The dough is simple:

2 cups all purpose flour

3 eggs, lightly beaten

water as needed (added 1Tbs at a time))

Yields about 1 lb.

To Make:

You can mix the dough manually (which we have done), but it is much easier with a stand mixer. Simply use the paddle attachment for normal batches or the dough hook for large batches. Add the flour and eggs to the bowl and mix on low until the dough comes together adding water as needed until a ball is formed.

Once the ball has formed, knead the dough by hand on a well floured surface until it is smooth (about 2 minutes). Then wrap in plastic and let it rest for 20 minutes.

Then follow the directions for your pasta maker to roll out and cut the dough.

Finally, eat fresh with a quick boil, refrigerate for up to three days, dry, or freeze and enjoy!


Lions and Tigers and Bears, Oh My!

At the end of November (yes, I am still trying to catch up on life!), Lucas and I went to the Pittsburgh Zoo.¬† It happened to be the prefect storm for a zoo-viewing day, cool and cloudy, producing active animal sightings again and again. And Lucas’ pictures perfectly captured the playful, adorable, amazing moments we saw.

P1070153Snow Leopard (awake and visible!)

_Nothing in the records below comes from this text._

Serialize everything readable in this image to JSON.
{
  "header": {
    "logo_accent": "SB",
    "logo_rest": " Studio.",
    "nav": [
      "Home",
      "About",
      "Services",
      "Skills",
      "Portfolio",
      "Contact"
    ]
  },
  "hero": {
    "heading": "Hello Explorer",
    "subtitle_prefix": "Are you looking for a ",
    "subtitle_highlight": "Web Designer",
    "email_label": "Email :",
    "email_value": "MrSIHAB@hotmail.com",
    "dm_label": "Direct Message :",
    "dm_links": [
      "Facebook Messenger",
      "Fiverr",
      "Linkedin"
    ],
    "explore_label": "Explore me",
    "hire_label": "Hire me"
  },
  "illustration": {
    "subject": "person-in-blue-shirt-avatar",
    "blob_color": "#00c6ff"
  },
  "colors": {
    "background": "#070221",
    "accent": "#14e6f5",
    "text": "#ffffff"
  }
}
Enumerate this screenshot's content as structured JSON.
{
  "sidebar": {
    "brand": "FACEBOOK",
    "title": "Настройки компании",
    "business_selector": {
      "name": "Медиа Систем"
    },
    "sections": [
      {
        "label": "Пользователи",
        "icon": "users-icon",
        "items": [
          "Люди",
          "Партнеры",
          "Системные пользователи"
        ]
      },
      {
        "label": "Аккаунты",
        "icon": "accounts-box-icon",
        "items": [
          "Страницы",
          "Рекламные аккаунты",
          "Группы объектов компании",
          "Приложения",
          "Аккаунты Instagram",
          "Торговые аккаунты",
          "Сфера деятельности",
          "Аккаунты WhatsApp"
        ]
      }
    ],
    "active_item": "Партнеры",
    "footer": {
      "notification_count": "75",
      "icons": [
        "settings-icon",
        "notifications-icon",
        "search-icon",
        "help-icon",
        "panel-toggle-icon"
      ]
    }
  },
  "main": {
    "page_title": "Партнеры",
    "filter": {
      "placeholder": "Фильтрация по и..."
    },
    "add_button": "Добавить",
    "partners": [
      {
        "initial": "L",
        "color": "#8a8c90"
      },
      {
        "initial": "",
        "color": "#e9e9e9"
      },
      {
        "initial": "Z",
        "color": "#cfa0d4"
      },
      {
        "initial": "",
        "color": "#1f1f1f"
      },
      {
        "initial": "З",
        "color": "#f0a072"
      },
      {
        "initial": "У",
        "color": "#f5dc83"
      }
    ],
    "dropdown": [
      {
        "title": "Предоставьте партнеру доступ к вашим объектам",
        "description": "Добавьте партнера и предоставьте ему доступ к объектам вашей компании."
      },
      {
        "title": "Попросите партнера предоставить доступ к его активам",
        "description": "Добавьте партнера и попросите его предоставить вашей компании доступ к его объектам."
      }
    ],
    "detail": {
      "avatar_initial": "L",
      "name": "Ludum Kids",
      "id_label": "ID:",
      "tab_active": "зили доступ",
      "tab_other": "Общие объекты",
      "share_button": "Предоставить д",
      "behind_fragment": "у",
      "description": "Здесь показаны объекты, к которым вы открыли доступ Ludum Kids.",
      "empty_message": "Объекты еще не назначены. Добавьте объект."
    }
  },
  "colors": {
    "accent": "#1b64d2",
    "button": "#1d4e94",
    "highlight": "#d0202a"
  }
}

P1070157-2Tiger Mom and Baby.

P1070162-2Play time!

P1070175-2Lions! We even heard them roar.

P1070182-2So much cuteness…

P1070185-2Beautiful Elephant.

P1070189-2Polar Bear at play… He spent most of his time trying to eat it.